Deputy leader Christian Engström told The Local that the Pirate Party believed the new law was in clear breach of the European Convention for the Protection of Human Rights and Fundamental Freedoms.
The new legislation, set to take effect on January 1st 2009, will enable the National Defence Radio Establishment (FRA) to monitor all email and phone calls crossing Sweden's borders
"The European Convention is built into the Swedish constitution, and the new law goes way beyond what is permitted under Article 8," he said.
The article referred to by Engström states that:
"Everyone has the right to respect for his private and family life, his home and his correspondence."

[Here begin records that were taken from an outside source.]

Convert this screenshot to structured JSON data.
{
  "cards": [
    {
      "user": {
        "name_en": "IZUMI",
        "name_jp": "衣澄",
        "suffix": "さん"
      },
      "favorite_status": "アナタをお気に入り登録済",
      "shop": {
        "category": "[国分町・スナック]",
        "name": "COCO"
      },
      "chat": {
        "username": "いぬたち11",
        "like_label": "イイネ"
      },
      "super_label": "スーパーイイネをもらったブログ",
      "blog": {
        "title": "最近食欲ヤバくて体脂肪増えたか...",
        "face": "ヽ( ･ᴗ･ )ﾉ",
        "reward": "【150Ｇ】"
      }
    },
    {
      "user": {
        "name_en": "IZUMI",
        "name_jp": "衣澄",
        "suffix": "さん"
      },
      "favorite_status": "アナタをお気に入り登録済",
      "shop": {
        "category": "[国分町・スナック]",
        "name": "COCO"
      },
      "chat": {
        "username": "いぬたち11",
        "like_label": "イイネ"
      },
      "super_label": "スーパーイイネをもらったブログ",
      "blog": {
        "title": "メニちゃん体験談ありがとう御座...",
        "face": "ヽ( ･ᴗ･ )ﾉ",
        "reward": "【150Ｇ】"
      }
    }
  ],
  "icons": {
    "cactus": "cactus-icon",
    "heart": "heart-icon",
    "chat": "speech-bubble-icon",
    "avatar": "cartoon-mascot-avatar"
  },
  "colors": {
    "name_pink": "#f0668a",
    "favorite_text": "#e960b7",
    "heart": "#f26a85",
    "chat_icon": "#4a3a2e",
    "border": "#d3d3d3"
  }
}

"There shall be no interference by a public authority with the exercise of this right except such as is in accordance with the law and is necessary in a democratic society in the interests of national security, public safety or the economic well-being of the country, for the prevention of disorder or crime, for the protection of health or morals, or for the protection of the rights and freedoms of others."
Christian Engström said he was in little doubt as to the eventual outcome of a court battle.
"I'm confident Sweden will lose the case, but the process is likely to take a long time.
"For now the most important thing is to ensure people remain angry about this." he said.
Next summer's European Parliament elections would be an interesting litmus test for the level of popular disaffection with the government, said Engström, who concluded by paraphrasing Winston Churchill:
"This is just the end of the beginning," he said.